of an international survey of author opinion: project report Ian
Rowlands, Dave Nicholas and Paul Huntingdon, 18 March 2004:$FILE/ciber-pa-report.pdf
Institute for Information Law (IVIR): The Future of Levies in a Digital
Spring 2005 – offering online
courses on "Managing Copyright Issues", "U.S.
Copyright Law", "Digital Licensing, and "Canadian and
International Copyright Law" --
Need to learn more about copyright law and licensing
but never seem to have the time to attend a course or
read an entire book on the topic? Let these practical
online courses guide you through the "copyright maze"
to provide you with a strong understanding of
copyright basics and managing your copyright and
licensing issues.
These are 8 week courses, comprising 16 lessons, which
are e-mailed directly to you. (Digital Licensing is 9
weeks, with 27 e-lessons.) To make sure you’re paying
attention, there is a quiz following each lesson.
Further information and registration is at , , or e-mail

Thursday, February 03, 2005

Will copyright kill the blog? Information Week has a story for any fellow bloggers out there:
The Weblog Question (Jan 31, 2005);jsessionid=35OKXRKT1IFACQSNDBESKHA?articleID=59100462

If you serve Public Health professionals or students, here is an article of interest to you:

B. Lynn Whitener, Virginia V. Van Horne, and Anne K. Gauthier
Health Services Research Tools for Public Health Professionals
Am J Public Health 2005 95: 204-207.

Thanks to Kris Alpi (PHHA-LIB mailing list) for the citation!

Wednesday, February 02, 2005

Library renovation story from North Carolina State University Libraries:
Did you ever watch Desk Set ( ) and figure that computers will never replace librarians? A news item that broke in yesterday's USA TODAY might be of interest to you: . Would we still be needed if our researchers had a desk-top that read the available ejournal literature and helped identify relevant articles?
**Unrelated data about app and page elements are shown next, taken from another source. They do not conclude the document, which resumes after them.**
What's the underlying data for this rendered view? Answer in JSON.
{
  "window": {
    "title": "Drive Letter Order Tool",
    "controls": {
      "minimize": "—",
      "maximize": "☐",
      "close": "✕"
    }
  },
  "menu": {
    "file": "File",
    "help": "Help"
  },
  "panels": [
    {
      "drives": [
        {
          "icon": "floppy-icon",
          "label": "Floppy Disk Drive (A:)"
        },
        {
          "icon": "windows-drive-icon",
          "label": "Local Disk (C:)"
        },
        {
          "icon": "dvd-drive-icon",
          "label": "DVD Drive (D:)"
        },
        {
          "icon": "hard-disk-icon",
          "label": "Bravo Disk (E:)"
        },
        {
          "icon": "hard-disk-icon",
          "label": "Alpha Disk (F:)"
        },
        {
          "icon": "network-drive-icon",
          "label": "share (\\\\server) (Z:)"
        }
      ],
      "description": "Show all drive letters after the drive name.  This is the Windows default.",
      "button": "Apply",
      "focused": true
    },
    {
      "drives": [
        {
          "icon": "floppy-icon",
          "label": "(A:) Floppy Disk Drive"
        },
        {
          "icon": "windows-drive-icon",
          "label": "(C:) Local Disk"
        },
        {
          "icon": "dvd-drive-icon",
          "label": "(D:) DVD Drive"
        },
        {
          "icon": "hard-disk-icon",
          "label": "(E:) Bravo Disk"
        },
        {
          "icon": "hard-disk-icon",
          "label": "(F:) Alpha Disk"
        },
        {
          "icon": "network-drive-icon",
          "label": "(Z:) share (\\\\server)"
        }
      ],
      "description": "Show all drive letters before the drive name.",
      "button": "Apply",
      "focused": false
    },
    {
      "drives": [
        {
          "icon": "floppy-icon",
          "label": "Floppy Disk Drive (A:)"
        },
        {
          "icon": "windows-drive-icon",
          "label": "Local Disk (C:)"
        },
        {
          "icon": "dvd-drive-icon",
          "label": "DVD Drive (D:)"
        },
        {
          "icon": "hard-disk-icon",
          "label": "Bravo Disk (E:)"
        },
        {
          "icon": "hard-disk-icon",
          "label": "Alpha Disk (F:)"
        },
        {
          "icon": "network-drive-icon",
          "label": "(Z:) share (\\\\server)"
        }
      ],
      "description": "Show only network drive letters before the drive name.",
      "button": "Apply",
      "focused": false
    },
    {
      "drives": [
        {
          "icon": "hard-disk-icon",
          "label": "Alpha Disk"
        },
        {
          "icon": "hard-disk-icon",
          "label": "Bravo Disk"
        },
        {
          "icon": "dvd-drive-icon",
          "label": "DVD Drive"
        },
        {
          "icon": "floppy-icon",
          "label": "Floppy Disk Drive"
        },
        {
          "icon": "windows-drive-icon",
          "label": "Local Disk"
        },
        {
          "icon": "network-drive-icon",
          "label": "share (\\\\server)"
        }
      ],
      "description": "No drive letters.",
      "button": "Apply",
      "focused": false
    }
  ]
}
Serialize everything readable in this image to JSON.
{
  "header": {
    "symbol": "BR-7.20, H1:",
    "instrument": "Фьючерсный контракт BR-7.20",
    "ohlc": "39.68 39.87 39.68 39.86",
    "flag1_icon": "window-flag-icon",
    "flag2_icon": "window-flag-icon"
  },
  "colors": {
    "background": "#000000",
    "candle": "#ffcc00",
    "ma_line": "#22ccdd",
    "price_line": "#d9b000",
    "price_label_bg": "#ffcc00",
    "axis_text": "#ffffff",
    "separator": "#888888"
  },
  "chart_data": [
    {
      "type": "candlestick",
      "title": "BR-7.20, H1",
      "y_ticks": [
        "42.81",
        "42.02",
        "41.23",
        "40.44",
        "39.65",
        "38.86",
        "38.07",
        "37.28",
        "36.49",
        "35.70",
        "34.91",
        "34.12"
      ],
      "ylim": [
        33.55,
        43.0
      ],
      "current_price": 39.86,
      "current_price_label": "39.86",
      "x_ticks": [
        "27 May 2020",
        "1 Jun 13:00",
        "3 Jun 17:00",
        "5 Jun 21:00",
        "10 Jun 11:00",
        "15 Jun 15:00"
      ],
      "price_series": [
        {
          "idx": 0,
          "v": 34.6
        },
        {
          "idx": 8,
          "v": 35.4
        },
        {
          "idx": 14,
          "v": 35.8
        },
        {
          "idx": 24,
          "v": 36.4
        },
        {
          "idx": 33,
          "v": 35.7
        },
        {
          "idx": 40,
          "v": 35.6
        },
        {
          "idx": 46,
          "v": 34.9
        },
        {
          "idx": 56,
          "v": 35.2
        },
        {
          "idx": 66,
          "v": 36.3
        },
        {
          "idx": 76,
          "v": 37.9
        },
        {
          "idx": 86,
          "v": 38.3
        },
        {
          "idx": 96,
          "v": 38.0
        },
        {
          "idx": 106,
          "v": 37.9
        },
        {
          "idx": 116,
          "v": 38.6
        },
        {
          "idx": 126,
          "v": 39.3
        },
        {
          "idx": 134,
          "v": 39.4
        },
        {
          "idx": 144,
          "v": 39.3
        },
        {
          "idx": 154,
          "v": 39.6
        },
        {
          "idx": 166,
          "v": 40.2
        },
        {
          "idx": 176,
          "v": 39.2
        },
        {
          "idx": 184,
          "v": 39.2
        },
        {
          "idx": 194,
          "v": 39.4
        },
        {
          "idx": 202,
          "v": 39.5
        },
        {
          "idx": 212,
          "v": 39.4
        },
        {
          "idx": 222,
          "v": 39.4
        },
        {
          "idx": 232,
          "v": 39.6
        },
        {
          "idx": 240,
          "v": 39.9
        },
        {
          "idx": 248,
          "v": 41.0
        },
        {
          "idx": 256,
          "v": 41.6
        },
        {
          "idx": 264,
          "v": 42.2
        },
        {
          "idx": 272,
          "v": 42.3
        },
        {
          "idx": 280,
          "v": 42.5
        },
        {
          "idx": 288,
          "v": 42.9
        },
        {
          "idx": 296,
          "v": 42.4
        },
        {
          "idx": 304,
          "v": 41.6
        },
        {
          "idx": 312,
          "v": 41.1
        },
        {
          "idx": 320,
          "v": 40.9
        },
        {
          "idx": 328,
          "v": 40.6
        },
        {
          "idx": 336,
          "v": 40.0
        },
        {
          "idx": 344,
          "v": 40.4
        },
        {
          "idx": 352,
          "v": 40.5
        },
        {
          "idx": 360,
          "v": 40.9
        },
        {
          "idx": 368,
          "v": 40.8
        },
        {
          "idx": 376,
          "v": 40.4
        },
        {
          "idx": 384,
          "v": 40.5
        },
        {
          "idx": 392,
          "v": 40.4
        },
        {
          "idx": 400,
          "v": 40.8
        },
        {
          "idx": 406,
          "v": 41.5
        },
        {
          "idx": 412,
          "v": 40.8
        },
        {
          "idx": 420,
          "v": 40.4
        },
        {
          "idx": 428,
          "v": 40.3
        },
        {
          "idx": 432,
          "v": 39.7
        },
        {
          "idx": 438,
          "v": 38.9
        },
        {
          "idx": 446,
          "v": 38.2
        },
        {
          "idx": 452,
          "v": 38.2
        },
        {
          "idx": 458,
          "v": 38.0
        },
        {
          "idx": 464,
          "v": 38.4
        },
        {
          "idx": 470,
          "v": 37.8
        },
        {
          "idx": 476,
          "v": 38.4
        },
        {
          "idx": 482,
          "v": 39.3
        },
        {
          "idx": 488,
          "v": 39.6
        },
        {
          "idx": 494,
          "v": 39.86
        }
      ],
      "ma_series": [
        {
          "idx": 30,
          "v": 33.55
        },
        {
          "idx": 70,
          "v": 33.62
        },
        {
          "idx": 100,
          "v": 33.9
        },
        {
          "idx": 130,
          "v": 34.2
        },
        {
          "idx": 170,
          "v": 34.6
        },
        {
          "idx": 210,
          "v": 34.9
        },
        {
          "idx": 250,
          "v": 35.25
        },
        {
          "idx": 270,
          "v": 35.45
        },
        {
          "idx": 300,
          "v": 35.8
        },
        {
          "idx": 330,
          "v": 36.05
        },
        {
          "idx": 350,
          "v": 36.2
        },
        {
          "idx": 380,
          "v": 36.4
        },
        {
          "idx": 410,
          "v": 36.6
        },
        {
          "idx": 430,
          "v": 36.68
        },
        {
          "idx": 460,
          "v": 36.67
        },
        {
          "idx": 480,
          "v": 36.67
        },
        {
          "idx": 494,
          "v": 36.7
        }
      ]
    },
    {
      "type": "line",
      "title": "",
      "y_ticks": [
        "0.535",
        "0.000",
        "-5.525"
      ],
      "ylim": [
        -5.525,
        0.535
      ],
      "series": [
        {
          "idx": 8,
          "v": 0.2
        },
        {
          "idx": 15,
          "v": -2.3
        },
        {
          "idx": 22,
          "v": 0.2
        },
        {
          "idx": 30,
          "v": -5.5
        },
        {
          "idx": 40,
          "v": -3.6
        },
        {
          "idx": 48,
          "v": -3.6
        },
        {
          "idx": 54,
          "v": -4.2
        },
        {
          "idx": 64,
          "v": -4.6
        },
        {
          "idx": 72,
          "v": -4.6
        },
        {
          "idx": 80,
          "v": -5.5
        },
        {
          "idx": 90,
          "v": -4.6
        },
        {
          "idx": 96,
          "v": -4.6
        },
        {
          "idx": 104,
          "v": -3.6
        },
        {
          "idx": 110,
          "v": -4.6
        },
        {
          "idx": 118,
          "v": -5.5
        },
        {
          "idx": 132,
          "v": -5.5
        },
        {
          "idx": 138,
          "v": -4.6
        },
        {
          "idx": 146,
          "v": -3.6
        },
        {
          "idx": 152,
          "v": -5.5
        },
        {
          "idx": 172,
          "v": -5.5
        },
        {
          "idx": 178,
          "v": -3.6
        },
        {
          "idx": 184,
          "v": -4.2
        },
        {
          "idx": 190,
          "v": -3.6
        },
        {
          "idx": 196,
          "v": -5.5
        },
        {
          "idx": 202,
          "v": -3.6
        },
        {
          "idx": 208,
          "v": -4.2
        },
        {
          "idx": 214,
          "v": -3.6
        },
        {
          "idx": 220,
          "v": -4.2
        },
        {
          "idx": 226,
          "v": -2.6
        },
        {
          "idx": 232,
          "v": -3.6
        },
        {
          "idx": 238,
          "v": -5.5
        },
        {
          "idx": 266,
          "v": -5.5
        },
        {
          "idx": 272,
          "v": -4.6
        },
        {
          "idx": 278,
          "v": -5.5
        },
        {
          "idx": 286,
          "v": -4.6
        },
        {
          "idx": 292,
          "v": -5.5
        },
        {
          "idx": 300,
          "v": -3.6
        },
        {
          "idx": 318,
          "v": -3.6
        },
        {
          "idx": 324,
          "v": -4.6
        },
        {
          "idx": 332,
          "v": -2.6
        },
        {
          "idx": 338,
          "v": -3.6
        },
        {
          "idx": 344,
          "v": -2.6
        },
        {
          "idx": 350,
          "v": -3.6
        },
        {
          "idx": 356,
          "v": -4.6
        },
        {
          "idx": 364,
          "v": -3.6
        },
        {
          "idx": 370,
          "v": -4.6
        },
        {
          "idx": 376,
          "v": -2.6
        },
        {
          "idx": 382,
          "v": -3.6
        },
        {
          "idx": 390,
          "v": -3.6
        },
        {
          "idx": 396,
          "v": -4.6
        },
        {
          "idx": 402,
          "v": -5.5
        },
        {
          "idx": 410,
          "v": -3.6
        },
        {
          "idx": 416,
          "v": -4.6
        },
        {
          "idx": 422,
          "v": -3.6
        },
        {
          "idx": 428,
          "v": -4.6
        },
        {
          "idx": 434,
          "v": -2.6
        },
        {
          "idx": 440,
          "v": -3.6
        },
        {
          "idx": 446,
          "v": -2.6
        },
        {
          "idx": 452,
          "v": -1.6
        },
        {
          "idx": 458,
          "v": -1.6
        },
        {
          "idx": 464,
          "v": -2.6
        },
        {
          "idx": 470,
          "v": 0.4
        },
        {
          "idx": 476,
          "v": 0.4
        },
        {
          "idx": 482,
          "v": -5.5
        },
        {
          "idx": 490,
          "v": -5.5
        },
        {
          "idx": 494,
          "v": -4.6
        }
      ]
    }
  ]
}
What do we do that could not be easily replicated by machines, anyway?
MSN announced its new Search yesterday, and now the question in Forbes is "which search engine is best?" . I think it may be time for librarians to start writing those letters (to editors, to bosses, open letters to patrons, etc.) in an effort to educate folks on how to evaluate search engines and search results. We already include tips on using search engines in our general library classes at my library. Let me know how you introduce your library or Internet use classes to these concepts, please.